East Lansing City Council on Tuesday re-upped a policy resolution that streamlines the process for restaurants in the City to apply for expanded outdoor seating.
The resolution passed, 3-1, with Council member George Brookover voting against. Mayor Ron Bacon was absent from Tuesday’s meeting.
It’s worth noting one item that wasn’t on the agenda for Tuesday’s meeting: A proposed contract to hire Robert Easterly as the City’s prosecutor.
Due to Bacon’s absence, that piece of business — which had already been pushed back from February to Tuesday’s meeting — was not on the agenda. The proposed contract will apparently come back for Council’s consideration and potential approval on March 15 at a “discussion only” meeting.
Additionally, with the unanimous passage of Tuesday’s consent agenda, Council approved a settlement agreement relating to a lawsuit brought by attorney Mike Nichols about a Freedom of Information Act (FOIA) request.
Brookover, the lone opposition, is once again outvoted — this time on setting administrative policy for outdoor seating approvals for restaurants.
City Council passed a series of policy resolutions in the last few years in response to the pandemic, including ones that pared back the administrative hurdles for restaurants seeking to temporarily expand outdoor seating. The general logic was that easing the burdens allowed restaurants an easier path to doing business and provided more options for people to feel safe while patronizing eateries in East Lansing.
It also fits with a lot of placemaking efforts that are ongoing in the City, like the Albert EL Fresco which is slated to return in late April or early May.
What was being pursued on Tuesday evening was an extension of that streamlining, which is currently in effect, through Nov. 15. Prior to that end date, according to Planning and Zoning Administrator Peter Menser, Council will be presented with a permanent policy to streamline the administrative process of approving what are ultimately modifications to site plans.
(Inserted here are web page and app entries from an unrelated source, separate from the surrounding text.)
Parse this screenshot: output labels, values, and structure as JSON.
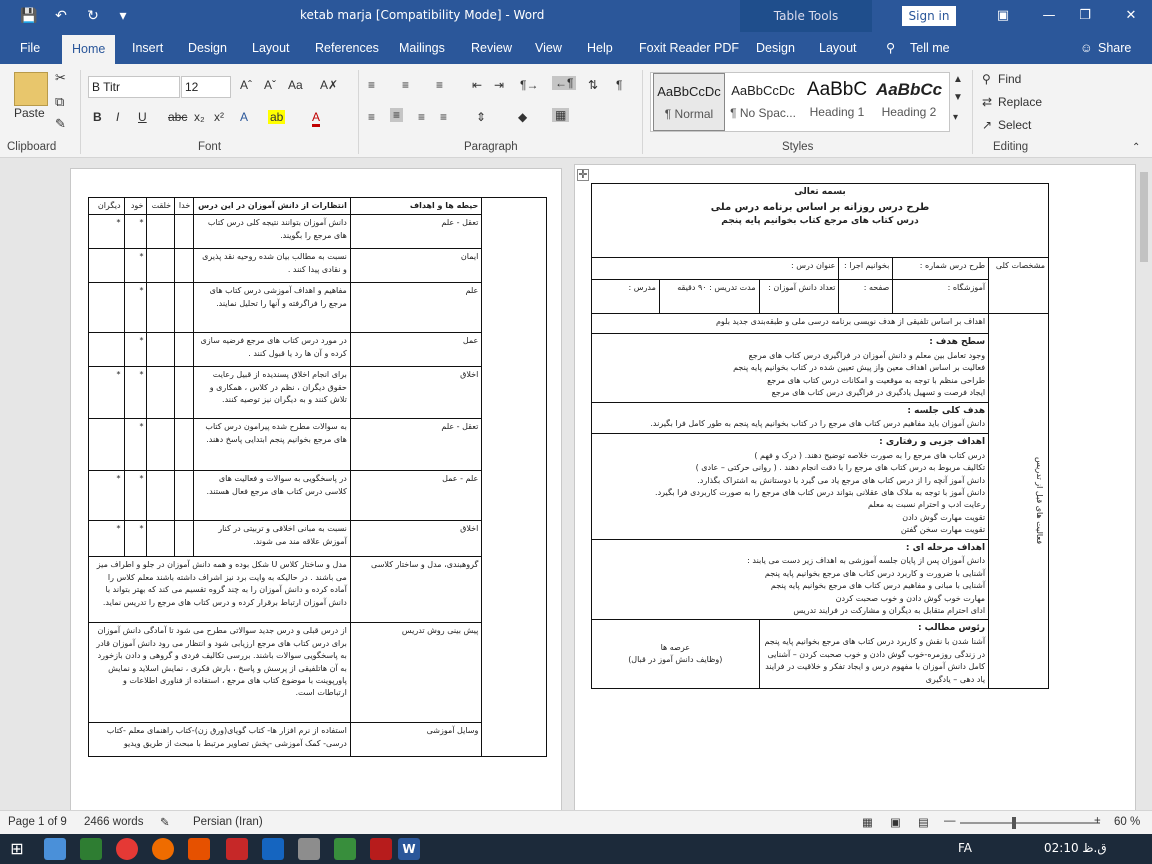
{
  "window": {
    "title": "ketab marja [Compatibility Mode]  -  Word",
    "table_tools": "Table Tools",
    "sign_in": "Sign in"
  },
  "tabs": [
    "File",
    "Home",
    "Insert",
    "Design",
    "Layout",
    "References",
    "Mailings",
    "Review",
    "View",
    "Help",
    "Foxit Reader PDF",
    "Design",
    "Layout",
    "Tell me",
    "Share"
  ],
  "ribbon": {
    "clipboard": {
      "paste": "Paste",
      "label": "Clipboard"
    },
    "font": {
      "name": "B Titr",
      "size": "12",
      "label": "Font"
    },
    "paragraph": {
      "label": "Paragraph"
    },
    "styles": {
      "label": "Styles",
      "items": [
        {
          "preview": "AaBbCcDc",
          "name": "¶ Normal"
        },
        {
          "preview": "AaBbCcDc",
          "name": "¶ No Spac..."
        },
        {
          "preview": "AaBbC",
          "name": "Heading 1"
        },
        {
          "preview": "AaBbCc",
          "name": "Heading 2"
        }
      ]
    },
    "editing": {
      "find": "Find",
      "replace": "Replace",
      "select": "Select",
      "label": "Editing"
    }
  },
  "left_page": {
    "headers": [
      "حیطه ها و اهداف",
      "انتظارات از دانش آموزان در این درس",
      "خدا",
      "خلقت",
      "خود",
      "دیگران"
    ],
    "rows": [
      {
        "domain": "تعقل - علم",
        "text": "دانش آموزان بتوانند نتیجه کلی درس کتاب های مرجع را بگویند.",
        "marks": [
          "",
          "",
          "*",
          "*"
        ]
      },
      {
        "domain": "ایمان",
        "text": "نسبت به مطالب بیان شده روحیه نقد پذیری و نقادی پیدا کنند .",
        "marks": [
          "",
          "",
          "*",
          ""
        ]
      },
      {
        "domain": "علم",
        "text": "مفاهیم و اهداف آموزشی درس کتاب های مرجع را فراگرفته و آنها را تحلیل نمایند.",
        "marks": [
          "",
          "",
          "*",
          ""
        ]
      },
      {
        "domain": "عمل",
        "text": "در مورد درس کتاب های مرجع فرضیه سازی کرده و آن ها رد یا قبول کنند .",
        "marks": [
          "",
          "",
          "*",
          ""
        ]
      },
      {
        "domain": "اخلاق",
        "text": "برای انجام اخلاق پسندیده از قبیل رعایت حقوق دیگران ، نظم در کلاس ، همکاری و تلاش کنند و به دیگران نیز توصیه کنند.",
        "marks": [
          "",
          "",
          "*",
          "*"
        ]
      },
      {
        "domain": "تعقل - علم",
        "text": "به سوالات مطرح شده پیرامون درس کتاب های مرجع بخوانیم پنجم ابتدایی پاسخ دهند.",
        "marks": [
          "",
          "",
          "*",
          ""
        ]
      },
      {
        "domain": "علم - عمل",
        "text": "در پاسخگویی به سوالات و فعالیت های کلاسی درس کتاب های مرجع فعال هستند.",
        "marks": [
          "",
          "",
          "*",
          "*"
        ]
      },
      {
        "domain": "اخلاق",
        "text": "نسبت به مبانی اخلاقی و تربیتی در کنار آموزش علاقه مند می شوند.",
        "marks": [
          "",
          "",
          "*",
          "*"
        ]
      }
    ],
    "grouping": {
      "label": "گروهبندی، مدل و ساختار کلاسی",
      "text": "مدل و ساختار کلاس U شکل بوده و همه دانش آموزان در جلو و اطراف میز می باشند . در حالیکه به وایت برد نیز اشراف داشته باشند معلم کلاس را آماده کرده و دانش آموزان را به چند گروه تقسیم می کند که بهتر بتواند با دانش آموزان ارتباط برقرار کرده و درس کتاب های مرجع را تدریس نماید."
    },
    "preview": {
      "label": "پیش بینی روش تدریس",
      "text": "از درس قبلی و درس جدید سوالاتی مطرح می شود تا آمادگی دانش آموزان برای درس کتاب های مرجع ارزیابی شود و انتظار می رود دانش آموزان قادر به پاسخگویی سوالات باشند. بررسی تکالیف فردی و گروهی و دادن بازخورد به آن هاتلفیقی از پرسش و پاسخ ، بارش فکری ، نمایش اسلاید و نمایش پاورپوینت با موضوع کتاب های مرجع ، استفاده از فناوری اطلاعات و ارتباطات است."
    },
    "tools": {
      "label": "وسایل آموزشی",
      "text": "استفاده از نرم افزار ها- کتاب گویای(ورق زن)-کتاب راهنمای معلم -کتاب درسی- کمک آموزشی -پخش تصاویر مرتبط با مبحث از طریق ویدیو"
    }
  },
  "right_page": {
    "basmala": "بسمه تعالی",
    "title1": "طرح درس روزانه بر اساس برنامه درس ملی",
    "title2": "درس کتاب های مرجع کتاب بخوانیم پایه پنجم",
    "general_label": "مشخصات کلی",
    "info": {
      "plan_no": "طرح درس شماره :",
      "read_class": "بخوانیم اجرا :",
      "lesson_title": "عنوان درس :",
      "school": "آموزشگاه :",
      "page": "صفحه :",
      "students": "تعداد دانش آموزان :",
      "duration": "مدت تدریس : ۹۰ دقیقه",
      "teacher": "مدرس :"
    },
    "side_label": "فعالیت های قبل از تدریس",
    "goals_intro": "اهداف بر اساس تلفیقی از هدف نویسی برنامه درسی ملی و طبقه‌بندی جدید بلوم",
    "level_goal": {
      "title": "سطح هدف :",
      "lines": [
        "وجود تعامل بین معلم و دانش آموزان در فراگیری درس کتاب های مرجع",
        "فعالیت بر اساس اهداف معین واز پیش تعیین شده در کتاب بخوانیم پایه پنجم",
        "طراحی منظم با توجه به موقعیت و امکانات درس کتاب های مرجع",
        "ایجاد فرصت و تسهیل یادگیری در فراگیری درس کتاب های مرجع"
      ]
    },
    "session_goal": {
      "title": "هدف کلی جلسه :",
      "lines": [
        "دانش آموزان باید مفاهیم درس کتاب های مرجع را در کتاب بخوانیم پایه پنجم به طور کامل فرا بگیرند."
      ]
    },
    "partial_goals": {
      "title": "اهداف جزیی و رفتاری :",
      "lines": [
        "درس کتاب های مرجع را به صورت خلاصه توضیح دهند. ( درک و فهم )",
        "تکالیف مربوط به درس کتاب های مرجع را با دقت انجام دهند . ( روانی حرکتی – عادی )",
        "دانش آموز آنچه را از درس کتاب های مرجع یاد می گیرد با دوستانش به اشتراک بگذارد.",
        "دانش آموز با توجه به ملاک های عقلانی بتواند درس کتاب های مرجع را به صورت کاربردی فرا بگیرد.",
        "رعایت ادب و احترام نسبت به معلم",
        "تقویت مهارت گوش دادن",
        "تقویت مهارت سخن گفتن"
      ]
    },
    "step_goals": {
      "title": "اهداف مرحله ای :",
      "lines": [
        "دانش آموزان پس از پایان جلسه آموزشی به اهداف زیر دست می یابند :",
        "آشنایی با ضرورت و کاربرد درس کتاب های مرجع بخوانیم پایه پنجم",
        "آشنایی با مبانی و مفاهیم درس کتاب های مرجع بخوانیم پایه پنجم",
        "مهارت خوب گوش دادن و خوب صحبت کردن",
        "ادای احترام متقابل به دیگران و مشارکت در فرایند تدریس"
      ]
    },
    "headings": {
      "title": "رئوس مطالب :",
      "col_label1": "عرصه ها",
      "col_label2": "(وظایف دانش آموز در قبال)",
      "text": "آشنا شدن با نقش و کاربرد درس کتاب های مرجع بخوانیم پایه پنجم در زندگی روزمره-خوب گوش دادن و خوب صحبت کردن – آشنایی کامل دانش آموزان با مفهوم درس و ایجاد تفکر و خلاقیت در فرایند یاد دهی – یادگیری"
    }
  },
  "statusbar": {
    "page": "Page 1 of 9",
    "words": "2466 words",
    "language": "Persian (Iran)",
    "zoom": "60 %"
  },
  "taskbar": {
    "lang": "FA",
    "time": "02:10 ق.ظ"
  }
}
Brookover first asked Menser a number of questions about the origins of the policy change amid the pandemic, which Menser deferred in part because he only recently joined the City of East Lansing’s staff after coming from Meridian Township.
Brookover also sought to clarify that changes to the capacity would not exceed whatever the maximum capacity on the site plan is specified to be. This is the case, as Menser noted there are a number of restaurants that are approved for a certain number of seats but actually have fewer.
Brookover asked whether there was staffing capacity — either at the East Lansing Police Department or with City staff — to be counting the number of people at establishments to make sure they were not exceeding whatever the approved capacity was. Brookover also asked ELPD Captain Chad Connelly about the enforcement and patrolling of establishments.
Generally, there are patrols or checks of places that serve liquor in the City, either by ELPD or state-level agencies. Connelly said that head counts are a part of that work in response to Brookover’s query. An establishment could always be reported to authorities, too.
Ultimately, Brookover sought to amend the policy to only run through Aug. 30, positing that it made sense through the summer but not necessarily through the return of Michigan State University students in the fall and the beginning of football season.
But as has been the case in a number of votes since he was sworn in to Council, Brookover stood alone in his dissension and was outvoted.
The settlement approved by Council is the latest chapter regarding a 2020 Freedom of Information Act request from attorney Mike Nichols that seeks a bevy of records — including from the personal devices of three then-Council members.
Nichols represented Andrew Stephenson, the ELPD officer at the center of two separate complaints of excessive use of force in December 2019 and February 2020, respectively. The Washtenaw County Prosecutor’s Office, which was asked to conduct an investigation into Stephenson’s actions, exonerated Stephenson.
Amid the fallout of those cases, Nichols filed a wide-ranging FOIA request on July 10, 2020, that sought extensive records from then-Mayor Ruth Beier, then-Mayor Pro Tem Aaron Stephens, and Council member Jessy Gregg.
Gregg, being the only one of the three remaining on Council — Beier and Stephens both subsequently resigned, albeit for different reasons — voted to approve this agreement that will involve disclosure of some personal text messages and other communications.
As ELi previously reported on the FOIA lawsuit, Nichols asked for phone records, text messages, email, internet browser histories, photos, movies, PowerPoint presentations, and so on. He wanted copies of these materials from any device that these three elected officials had used in the course of City business, including personally-purchased and City-provided cell phones, personal computers, laptops, and tablets. Nichols also asked for copies of any conflict of interest disclosures made by Beier, Gregg, or Stephens.
Per the terms of the now-approved settlement agreement, the City will pay $5,000 in attorney fees over to Nichols and his attorney in this case, Josh Blanchard.
Additionally, the City will give over to Nichols a bevy of pertinent documents relating to Andrew Stephenson, ELPD, and more.
The “sources” of said records are the same four things for each of Beier, Stephens and Gregg, respectively:
- Personal cell phone;
- City-provided cell phone;
- Personal computer, laptop, or tablet device used for City business;
- City-provided computer, laptop or tablet.
What, specifically, Nichols seeks from those devices is spelled out in the settlement agreement, available here.
This article was updated at 8:25 a.m.